Exactly how many lines in this material contain the string "content"? Reply with the number alone.

..........

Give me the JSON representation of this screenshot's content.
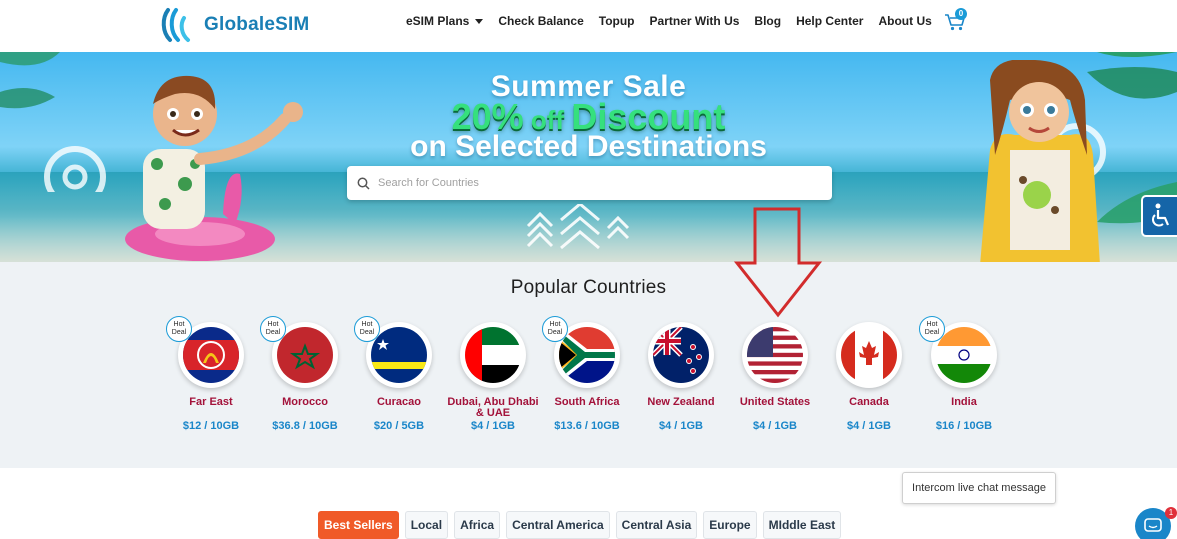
{
  "header": {
    "logo_text": "GlobaleSIM",
    "nav": [
      {
        "label": "eSIM Plans",
        "dropdown": true
      },
      {
        "label": "Check Balance"
      },
      {
        "label": "Topup"
      },
      {
        "label": "Partner With Us"
      },
      {
        "label": "Blog"
      },
      {
        "label": "Help Center"
      },
      {
        "label": "About Us"
      }
    ],
    "cart_count": "0"
  },
  "banner": {
    "line1": "Summer Sale",
    "line2_prefix": "20%",
    "line2_mid": " off ",
    "line2_word": "Discount",
    "line3": "on Selected Destinations",
    "search_placeholder": "Search for Countries"
  },
  "popular": {
    "title": "Popular Countries",
    "hot_label": "Hot Deal",
    "countries": [
      {
        "name": "Far East",
        "price": "$12 / 10GB",
        "hot": true
      },
      {
        "name": "Morocco",
        "price": "$36.8 / 10GB",
        "hot": true
      },
      {
        "name": "Curacao",
        "price": "$20 / 5GB",
        "hot": true
      },
      {
        "name": "Dubai, Abu Dhabi & UAE",
        "price": "$4 / 1GB",
        "hot": false
      },
      {
        "name": "South Africa",
        "price": "$13.6 / 10GB",
        "hot": true
      },
      {
        "name": "New Zealand",
        "price": "$4 / 1GB",
        "hot": false
      },
      {
        "name": "United States",
        "price": "$4 / 1GB",
        "hot": false
      },
      {
        "name": "Canada",
        "price": "$4 / 1GB",
        "hot": false
      },
      {
        "name": "India",
        "price": "$16 / 10GB",
        "hot": true
      }
    ]
  },
  "chat_tooltip": "Intercom live chat message",
  "intercom_badge": "1",
  "tabs": [
    "Best Sellers",
    "Local",
    "Africa",
    "Central America",
    "Central Asia",
    "Europe",
    "MIddle East"
  ],
  "colors": {
    "brand": "#1a7fb5",
    "country_name": "#a3123a",
    "price": "#1a86c9",
    "active_tab": "#f05a28",
    "discount_green": "#35e07d"
  }
}
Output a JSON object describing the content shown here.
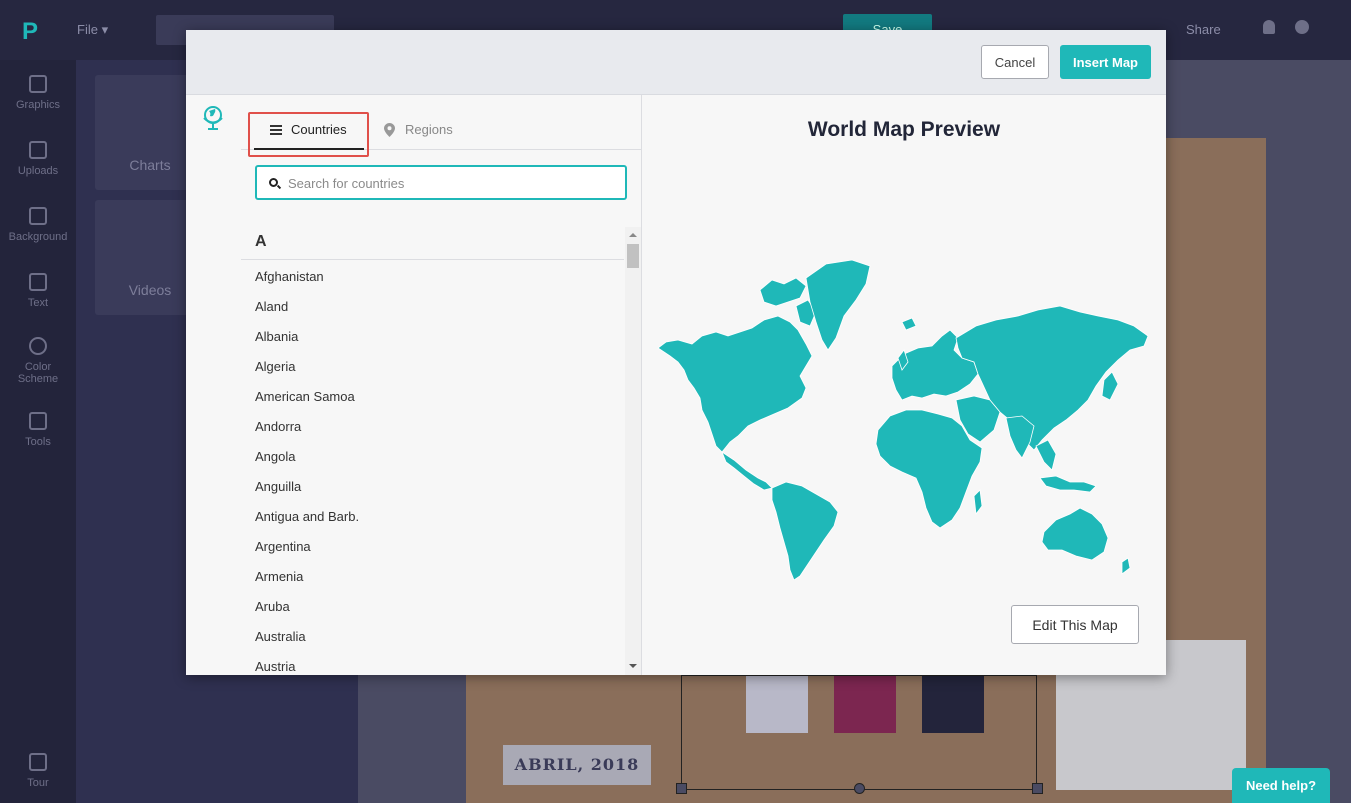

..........

**ANSWER TO THIS PROBLEM**
2